## Exercise details
Where a line holds the word "COUNSELING", copy that line from the data below.

── Data listing

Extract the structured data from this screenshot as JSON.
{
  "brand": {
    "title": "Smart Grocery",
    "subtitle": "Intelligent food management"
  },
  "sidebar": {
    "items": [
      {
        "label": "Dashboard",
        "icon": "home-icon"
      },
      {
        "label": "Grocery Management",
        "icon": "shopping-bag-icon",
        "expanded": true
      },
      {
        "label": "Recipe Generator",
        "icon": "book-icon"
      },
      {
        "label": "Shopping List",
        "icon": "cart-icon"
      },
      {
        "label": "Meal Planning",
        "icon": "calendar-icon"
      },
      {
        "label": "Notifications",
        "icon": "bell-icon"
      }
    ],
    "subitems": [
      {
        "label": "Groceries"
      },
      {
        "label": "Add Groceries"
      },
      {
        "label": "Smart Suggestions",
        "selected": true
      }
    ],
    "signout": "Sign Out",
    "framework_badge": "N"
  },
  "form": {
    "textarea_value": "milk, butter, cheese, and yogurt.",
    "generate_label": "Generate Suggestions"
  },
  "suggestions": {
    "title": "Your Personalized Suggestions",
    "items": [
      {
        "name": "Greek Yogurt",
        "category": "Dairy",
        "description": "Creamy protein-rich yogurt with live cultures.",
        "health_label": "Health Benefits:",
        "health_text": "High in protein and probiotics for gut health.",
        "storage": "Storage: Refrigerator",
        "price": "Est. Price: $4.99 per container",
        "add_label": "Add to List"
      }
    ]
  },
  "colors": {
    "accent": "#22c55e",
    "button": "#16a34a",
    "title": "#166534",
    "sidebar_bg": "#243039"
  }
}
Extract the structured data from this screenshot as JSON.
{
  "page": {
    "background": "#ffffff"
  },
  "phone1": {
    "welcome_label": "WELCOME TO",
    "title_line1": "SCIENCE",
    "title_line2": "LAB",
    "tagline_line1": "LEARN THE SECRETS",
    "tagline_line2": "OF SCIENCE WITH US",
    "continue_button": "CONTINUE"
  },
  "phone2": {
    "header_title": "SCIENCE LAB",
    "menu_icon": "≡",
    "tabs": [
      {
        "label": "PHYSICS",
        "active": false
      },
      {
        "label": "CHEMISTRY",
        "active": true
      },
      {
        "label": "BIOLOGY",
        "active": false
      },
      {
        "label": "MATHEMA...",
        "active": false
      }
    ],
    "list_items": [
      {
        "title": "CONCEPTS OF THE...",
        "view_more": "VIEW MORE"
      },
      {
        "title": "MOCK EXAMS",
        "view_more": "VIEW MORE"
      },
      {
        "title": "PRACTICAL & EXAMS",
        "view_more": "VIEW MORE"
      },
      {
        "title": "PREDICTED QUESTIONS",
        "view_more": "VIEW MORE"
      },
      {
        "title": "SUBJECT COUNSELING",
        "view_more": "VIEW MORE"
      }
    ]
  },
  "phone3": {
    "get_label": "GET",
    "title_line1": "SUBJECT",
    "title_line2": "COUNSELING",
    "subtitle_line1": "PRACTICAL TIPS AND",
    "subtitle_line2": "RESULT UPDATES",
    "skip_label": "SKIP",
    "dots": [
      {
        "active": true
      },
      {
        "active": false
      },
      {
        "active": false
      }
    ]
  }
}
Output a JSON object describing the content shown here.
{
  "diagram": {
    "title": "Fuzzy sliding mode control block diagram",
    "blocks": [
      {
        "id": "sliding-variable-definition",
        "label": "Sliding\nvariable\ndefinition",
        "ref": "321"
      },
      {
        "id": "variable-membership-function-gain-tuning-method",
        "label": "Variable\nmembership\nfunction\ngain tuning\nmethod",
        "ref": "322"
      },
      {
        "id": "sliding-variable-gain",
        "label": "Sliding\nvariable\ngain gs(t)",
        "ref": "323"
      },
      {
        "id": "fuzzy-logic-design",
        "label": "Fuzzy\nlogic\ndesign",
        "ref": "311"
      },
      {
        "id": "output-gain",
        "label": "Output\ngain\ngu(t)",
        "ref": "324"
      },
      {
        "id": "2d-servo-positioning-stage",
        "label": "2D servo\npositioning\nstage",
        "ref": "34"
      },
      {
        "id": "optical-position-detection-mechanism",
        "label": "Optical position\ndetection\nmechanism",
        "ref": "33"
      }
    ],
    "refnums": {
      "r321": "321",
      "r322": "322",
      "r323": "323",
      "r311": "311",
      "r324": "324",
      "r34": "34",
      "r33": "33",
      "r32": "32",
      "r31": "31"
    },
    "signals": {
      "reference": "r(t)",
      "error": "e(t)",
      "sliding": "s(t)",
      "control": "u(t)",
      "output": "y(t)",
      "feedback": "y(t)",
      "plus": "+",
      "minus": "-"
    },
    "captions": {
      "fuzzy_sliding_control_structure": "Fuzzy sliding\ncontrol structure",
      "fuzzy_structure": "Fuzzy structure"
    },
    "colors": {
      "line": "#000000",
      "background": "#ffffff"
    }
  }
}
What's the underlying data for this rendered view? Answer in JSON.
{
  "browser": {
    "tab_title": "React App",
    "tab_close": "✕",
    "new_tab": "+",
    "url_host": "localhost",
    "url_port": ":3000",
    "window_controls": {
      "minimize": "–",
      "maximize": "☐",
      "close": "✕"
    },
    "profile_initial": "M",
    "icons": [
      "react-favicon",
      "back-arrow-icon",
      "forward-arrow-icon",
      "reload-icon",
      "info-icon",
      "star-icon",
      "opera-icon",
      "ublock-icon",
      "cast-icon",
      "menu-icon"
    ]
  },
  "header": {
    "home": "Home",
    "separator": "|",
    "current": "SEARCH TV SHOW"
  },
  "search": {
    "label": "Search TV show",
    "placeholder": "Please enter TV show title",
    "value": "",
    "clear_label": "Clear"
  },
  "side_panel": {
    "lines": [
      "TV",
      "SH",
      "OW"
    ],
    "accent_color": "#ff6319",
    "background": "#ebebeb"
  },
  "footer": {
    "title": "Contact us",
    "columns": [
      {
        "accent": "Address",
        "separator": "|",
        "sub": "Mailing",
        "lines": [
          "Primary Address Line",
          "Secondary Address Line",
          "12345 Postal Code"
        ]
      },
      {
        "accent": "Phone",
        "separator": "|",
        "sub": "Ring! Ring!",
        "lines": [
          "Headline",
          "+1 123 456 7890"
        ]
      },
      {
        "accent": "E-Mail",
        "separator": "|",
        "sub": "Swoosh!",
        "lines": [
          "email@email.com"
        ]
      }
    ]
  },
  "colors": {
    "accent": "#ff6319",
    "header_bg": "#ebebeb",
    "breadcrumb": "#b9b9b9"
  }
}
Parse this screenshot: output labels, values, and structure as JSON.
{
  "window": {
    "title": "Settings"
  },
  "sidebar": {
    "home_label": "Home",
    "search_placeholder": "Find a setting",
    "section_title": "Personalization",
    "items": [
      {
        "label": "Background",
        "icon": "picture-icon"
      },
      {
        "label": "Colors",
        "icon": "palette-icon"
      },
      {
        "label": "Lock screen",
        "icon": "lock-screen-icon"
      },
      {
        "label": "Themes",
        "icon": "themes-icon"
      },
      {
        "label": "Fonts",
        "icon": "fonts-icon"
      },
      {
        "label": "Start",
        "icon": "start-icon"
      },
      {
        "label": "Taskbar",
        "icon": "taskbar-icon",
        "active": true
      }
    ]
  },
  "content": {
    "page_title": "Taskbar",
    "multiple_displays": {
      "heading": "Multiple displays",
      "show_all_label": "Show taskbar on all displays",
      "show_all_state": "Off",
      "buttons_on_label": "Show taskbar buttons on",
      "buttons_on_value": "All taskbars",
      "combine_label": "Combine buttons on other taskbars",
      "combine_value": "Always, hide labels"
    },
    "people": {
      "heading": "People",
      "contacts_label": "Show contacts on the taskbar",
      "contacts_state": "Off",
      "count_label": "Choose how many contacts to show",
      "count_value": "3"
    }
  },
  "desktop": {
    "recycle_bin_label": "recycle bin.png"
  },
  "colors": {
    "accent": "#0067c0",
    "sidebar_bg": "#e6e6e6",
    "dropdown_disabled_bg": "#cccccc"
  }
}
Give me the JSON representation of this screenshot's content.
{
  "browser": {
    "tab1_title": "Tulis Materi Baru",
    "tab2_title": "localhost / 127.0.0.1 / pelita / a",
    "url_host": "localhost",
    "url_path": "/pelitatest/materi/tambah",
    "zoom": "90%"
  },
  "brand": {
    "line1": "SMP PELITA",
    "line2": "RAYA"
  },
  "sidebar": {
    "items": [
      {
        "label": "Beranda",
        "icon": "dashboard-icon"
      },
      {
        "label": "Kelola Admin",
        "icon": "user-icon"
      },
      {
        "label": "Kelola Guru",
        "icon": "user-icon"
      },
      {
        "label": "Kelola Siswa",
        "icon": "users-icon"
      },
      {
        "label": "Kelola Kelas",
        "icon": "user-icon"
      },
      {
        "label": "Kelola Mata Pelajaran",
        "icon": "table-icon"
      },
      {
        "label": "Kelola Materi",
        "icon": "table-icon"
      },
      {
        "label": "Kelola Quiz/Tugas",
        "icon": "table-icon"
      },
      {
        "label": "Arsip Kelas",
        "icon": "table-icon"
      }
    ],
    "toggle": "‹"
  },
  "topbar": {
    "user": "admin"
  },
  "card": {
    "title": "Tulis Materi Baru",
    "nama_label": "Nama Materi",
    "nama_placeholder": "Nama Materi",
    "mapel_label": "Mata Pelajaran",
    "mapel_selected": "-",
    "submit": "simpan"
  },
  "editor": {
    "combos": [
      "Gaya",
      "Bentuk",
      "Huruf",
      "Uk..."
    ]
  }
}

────

## Written solution
        "title": "SUBJECT COUNSELING",
    "title_line2": "COUNSELING",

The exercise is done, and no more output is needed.